Every line that includes the word "icon" needs to be copied from the listing.

__________________________________________________

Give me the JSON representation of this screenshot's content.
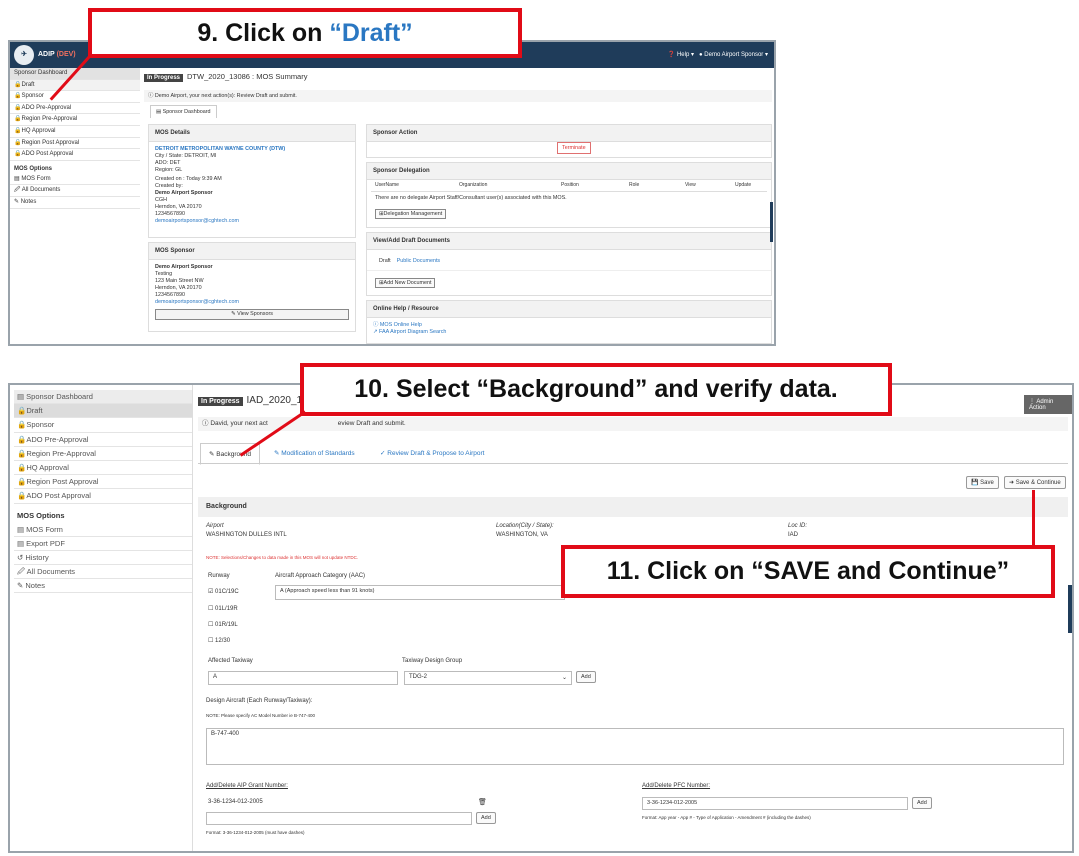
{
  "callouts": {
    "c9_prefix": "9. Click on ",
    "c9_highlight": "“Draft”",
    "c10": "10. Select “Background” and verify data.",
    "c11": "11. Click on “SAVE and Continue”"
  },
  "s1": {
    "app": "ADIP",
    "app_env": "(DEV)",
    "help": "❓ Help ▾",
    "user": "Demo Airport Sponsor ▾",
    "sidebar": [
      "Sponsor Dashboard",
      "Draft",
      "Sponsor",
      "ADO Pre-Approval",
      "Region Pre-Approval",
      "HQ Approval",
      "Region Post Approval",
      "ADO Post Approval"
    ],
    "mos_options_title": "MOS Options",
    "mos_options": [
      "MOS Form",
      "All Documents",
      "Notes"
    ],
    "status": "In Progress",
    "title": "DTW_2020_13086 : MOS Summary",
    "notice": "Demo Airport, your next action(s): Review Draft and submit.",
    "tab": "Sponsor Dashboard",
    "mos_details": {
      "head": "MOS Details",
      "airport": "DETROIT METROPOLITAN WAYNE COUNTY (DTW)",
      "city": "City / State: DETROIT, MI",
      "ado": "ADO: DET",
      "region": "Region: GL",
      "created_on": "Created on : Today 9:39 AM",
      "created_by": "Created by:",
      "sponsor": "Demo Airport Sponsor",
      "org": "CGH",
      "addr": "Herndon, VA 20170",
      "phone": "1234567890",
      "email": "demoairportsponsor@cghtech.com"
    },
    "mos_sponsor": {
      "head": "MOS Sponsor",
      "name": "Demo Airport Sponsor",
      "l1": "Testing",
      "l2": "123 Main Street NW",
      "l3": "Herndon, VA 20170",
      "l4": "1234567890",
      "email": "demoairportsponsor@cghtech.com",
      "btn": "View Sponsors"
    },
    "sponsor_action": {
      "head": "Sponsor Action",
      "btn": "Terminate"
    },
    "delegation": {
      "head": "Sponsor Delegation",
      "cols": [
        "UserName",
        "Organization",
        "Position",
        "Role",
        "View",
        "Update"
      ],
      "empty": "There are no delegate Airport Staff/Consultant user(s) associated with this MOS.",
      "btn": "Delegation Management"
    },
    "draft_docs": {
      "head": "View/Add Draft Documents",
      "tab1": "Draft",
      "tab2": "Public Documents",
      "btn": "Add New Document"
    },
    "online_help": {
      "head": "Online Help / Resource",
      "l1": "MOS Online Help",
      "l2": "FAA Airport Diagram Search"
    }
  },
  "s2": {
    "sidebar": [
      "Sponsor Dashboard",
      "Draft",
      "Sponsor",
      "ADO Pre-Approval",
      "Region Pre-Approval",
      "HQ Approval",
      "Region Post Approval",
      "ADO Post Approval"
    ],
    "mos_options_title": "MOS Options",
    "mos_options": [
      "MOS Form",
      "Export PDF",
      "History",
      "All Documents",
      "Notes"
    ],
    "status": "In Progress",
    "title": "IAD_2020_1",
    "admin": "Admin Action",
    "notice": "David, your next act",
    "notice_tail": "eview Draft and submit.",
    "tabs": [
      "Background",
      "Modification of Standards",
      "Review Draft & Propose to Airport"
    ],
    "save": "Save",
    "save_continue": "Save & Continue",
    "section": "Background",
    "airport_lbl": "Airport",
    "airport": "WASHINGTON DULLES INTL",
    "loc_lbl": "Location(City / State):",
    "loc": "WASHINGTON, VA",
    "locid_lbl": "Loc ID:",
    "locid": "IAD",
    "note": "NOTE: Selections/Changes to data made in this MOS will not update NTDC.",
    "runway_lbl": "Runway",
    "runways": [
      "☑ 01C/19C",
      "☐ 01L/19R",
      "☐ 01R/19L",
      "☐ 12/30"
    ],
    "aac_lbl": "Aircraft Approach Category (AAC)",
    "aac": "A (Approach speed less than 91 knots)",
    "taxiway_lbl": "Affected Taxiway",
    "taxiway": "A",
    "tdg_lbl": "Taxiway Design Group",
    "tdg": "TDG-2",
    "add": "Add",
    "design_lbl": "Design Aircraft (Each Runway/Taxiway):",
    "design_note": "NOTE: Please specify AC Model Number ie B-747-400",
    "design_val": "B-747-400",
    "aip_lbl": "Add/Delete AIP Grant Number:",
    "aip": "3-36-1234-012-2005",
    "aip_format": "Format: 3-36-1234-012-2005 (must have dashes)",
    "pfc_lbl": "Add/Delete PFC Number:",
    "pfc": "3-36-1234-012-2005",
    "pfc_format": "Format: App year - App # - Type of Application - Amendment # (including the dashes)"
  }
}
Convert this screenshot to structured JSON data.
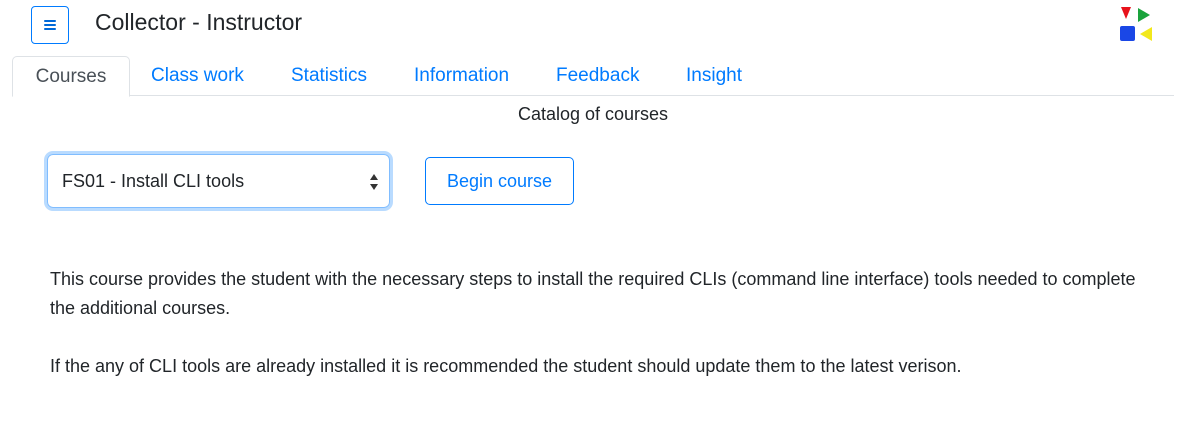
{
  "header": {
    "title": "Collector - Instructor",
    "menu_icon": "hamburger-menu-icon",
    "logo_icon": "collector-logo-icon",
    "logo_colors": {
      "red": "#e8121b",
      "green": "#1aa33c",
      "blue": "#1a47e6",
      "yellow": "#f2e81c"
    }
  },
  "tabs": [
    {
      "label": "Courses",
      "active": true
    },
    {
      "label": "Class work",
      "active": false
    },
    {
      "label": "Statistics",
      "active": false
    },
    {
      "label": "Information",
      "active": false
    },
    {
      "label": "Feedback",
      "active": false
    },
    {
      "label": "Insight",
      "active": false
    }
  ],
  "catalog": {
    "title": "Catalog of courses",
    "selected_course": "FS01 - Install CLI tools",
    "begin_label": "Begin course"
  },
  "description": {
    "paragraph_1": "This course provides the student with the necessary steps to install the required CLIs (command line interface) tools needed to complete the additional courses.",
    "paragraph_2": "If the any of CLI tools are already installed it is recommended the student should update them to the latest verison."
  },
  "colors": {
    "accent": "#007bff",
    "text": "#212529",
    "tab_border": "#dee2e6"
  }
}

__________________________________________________

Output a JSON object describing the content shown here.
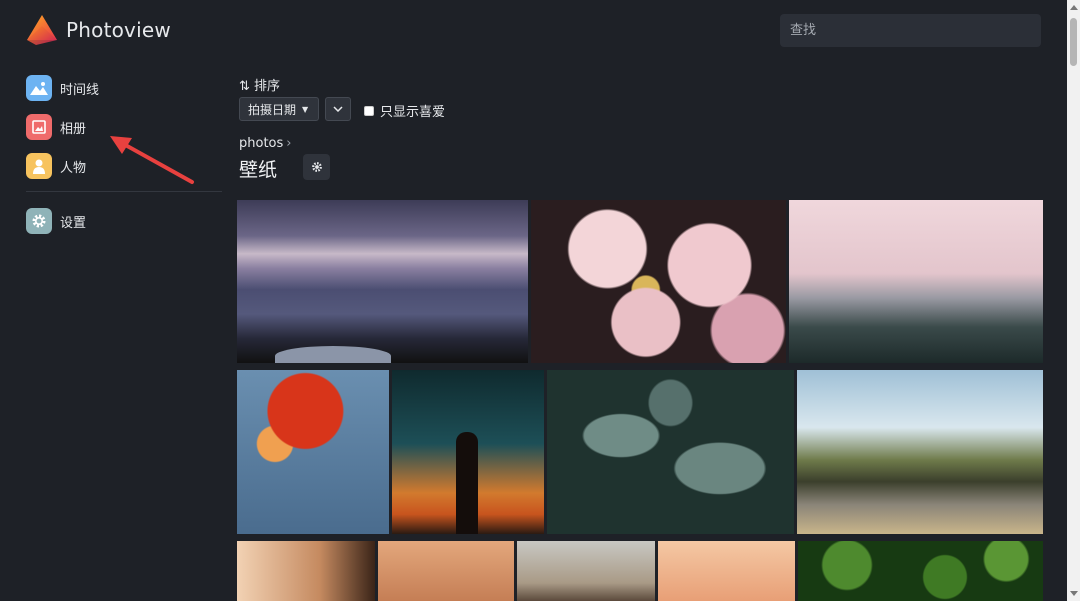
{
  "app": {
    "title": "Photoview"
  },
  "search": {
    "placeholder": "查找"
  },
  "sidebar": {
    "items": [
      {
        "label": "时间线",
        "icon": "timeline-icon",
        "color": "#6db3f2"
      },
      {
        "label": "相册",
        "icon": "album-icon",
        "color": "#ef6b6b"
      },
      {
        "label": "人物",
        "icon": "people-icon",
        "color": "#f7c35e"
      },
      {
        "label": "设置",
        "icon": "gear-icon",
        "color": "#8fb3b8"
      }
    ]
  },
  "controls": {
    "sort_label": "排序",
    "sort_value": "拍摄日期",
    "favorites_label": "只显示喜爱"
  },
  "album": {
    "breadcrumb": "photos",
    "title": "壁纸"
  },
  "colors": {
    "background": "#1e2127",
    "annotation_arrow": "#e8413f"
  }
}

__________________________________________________

→ EXERCISE OUTPUT:
    "menu_icon": "hamburger-menu-icon",
    "logo_icon": "collector-logo-icon",
        "icon": "timeline-icon",
        "icon": "album-icon",
        "icon": "people-icon",
        "icon": "gear-icon",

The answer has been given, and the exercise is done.